§ EXERCISE DETAILS:
Take every line from the entries below that includes the word "Sessions" and copy it.

[Items from an interface collection]
%%

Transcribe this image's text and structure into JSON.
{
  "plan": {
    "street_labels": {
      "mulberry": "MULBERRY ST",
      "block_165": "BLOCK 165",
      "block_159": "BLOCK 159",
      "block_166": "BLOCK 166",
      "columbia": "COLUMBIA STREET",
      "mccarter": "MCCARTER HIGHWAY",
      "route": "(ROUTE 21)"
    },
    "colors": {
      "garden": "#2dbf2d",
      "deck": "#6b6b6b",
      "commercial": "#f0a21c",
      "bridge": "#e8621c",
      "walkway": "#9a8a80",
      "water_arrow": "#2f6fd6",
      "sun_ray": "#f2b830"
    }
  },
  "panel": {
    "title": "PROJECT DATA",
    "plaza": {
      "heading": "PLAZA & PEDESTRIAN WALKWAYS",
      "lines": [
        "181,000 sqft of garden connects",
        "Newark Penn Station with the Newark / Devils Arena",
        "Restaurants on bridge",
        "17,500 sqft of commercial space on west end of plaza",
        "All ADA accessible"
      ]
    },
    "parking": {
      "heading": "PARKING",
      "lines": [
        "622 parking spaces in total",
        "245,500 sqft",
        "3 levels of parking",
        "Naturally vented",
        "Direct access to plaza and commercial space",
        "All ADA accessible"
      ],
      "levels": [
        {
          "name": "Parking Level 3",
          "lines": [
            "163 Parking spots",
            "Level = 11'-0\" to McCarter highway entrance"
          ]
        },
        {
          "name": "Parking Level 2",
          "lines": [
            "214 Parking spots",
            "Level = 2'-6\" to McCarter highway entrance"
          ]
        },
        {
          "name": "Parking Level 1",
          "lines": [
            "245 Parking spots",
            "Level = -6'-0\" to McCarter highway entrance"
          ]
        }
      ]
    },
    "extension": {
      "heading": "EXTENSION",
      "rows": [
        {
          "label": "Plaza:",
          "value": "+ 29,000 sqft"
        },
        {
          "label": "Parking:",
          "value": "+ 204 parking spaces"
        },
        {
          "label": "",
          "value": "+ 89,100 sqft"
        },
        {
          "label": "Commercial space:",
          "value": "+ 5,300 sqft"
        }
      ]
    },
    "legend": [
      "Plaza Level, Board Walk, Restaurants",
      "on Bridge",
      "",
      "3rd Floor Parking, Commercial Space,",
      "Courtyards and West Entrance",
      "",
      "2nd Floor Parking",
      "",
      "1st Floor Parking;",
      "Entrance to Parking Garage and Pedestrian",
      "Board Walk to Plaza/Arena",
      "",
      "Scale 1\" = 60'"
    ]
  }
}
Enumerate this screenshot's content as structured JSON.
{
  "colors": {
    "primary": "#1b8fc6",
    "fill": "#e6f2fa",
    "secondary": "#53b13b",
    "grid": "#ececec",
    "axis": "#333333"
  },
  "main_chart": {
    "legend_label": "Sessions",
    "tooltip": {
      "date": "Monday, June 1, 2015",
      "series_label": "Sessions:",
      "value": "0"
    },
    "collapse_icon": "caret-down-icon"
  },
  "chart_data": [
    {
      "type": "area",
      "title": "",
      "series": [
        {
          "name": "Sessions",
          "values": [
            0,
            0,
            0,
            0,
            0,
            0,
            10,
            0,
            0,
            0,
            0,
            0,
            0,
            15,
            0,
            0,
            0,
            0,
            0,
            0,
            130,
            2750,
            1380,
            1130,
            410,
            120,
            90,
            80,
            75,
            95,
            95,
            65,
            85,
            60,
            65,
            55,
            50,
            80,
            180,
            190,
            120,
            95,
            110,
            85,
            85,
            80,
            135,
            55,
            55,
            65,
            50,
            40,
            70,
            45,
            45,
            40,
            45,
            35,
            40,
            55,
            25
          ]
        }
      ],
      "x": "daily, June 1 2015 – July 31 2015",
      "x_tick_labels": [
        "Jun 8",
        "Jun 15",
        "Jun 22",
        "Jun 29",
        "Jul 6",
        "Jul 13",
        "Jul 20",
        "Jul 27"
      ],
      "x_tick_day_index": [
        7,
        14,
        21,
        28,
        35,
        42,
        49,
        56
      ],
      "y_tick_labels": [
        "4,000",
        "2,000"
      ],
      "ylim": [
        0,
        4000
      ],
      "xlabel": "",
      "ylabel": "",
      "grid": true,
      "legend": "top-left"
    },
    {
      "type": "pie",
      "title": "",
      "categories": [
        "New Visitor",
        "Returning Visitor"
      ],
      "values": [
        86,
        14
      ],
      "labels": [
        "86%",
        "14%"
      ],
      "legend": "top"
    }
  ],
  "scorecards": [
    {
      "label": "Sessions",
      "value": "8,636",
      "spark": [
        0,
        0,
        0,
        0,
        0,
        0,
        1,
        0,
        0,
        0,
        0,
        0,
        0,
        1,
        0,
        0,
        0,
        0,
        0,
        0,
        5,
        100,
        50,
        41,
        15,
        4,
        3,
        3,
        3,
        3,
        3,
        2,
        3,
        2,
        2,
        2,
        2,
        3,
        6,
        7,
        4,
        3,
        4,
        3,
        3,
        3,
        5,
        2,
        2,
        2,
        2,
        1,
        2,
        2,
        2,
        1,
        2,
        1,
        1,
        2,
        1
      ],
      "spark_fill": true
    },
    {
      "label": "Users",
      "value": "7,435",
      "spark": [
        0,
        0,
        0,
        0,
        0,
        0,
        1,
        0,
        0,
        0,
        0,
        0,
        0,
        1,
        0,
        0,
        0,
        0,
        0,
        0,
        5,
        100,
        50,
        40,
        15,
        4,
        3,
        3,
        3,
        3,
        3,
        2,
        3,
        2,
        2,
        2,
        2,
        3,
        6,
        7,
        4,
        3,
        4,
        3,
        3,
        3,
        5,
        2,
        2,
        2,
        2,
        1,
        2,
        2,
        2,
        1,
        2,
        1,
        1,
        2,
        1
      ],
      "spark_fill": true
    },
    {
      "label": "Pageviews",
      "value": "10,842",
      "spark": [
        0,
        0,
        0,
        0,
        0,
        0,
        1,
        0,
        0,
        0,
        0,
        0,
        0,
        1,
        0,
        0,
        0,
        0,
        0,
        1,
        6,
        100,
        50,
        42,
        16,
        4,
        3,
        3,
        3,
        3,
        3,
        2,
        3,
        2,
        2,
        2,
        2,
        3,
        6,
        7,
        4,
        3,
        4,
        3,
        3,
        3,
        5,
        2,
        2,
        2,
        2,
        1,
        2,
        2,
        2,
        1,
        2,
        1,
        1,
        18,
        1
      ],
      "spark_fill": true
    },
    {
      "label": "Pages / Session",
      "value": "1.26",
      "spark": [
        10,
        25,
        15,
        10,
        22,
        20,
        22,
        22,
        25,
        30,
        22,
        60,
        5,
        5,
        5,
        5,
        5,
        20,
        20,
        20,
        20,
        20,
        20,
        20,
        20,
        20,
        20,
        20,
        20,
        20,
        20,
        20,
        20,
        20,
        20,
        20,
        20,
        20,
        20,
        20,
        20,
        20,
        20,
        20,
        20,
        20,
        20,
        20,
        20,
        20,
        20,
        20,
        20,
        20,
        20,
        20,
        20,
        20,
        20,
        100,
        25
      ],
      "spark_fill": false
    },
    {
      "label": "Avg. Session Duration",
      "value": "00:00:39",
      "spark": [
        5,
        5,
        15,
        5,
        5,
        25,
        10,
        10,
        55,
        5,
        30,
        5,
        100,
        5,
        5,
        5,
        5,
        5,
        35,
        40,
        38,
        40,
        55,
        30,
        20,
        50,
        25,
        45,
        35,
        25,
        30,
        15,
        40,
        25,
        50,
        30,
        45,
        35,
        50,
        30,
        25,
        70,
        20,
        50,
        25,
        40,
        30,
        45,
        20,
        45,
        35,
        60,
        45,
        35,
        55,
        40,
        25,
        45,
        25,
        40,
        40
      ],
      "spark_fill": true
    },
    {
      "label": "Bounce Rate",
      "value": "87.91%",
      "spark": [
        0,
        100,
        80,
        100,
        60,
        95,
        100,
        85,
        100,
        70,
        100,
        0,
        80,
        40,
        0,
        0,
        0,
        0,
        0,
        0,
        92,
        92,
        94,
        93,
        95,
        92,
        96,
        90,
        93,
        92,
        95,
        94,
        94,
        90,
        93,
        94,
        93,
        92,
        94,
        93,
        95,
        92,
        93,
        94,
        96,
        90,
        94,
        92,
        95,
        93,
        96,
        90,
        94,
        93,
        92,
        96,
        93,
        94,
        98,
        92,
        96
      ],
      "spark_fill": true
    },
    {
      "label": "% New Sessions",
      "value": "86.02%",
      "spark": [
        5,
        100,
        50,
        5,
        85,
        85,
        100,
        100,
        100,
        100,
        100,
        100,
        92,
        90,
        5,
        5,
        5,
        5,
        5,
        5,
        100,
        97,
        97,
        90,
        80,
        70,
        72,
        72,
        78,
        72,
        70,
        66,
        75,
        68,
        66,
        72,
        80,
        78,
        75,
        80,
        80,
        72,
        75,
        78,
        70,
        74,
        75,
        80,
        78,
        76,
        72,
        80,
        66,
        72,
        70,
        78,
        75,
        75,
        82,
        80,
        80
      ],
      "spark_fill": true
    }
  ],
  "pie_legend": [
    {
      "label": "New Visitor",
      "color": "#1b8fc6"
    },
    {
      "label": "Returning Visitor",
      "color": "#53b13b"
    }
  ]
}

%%

§ ANSWER TO THIS TASK:
    "legend_label": "Sessions",
      "series_label": "Sessions:",
          "name": "Sessions",
      "label": "Sessions",
      "label": "% New Sessions",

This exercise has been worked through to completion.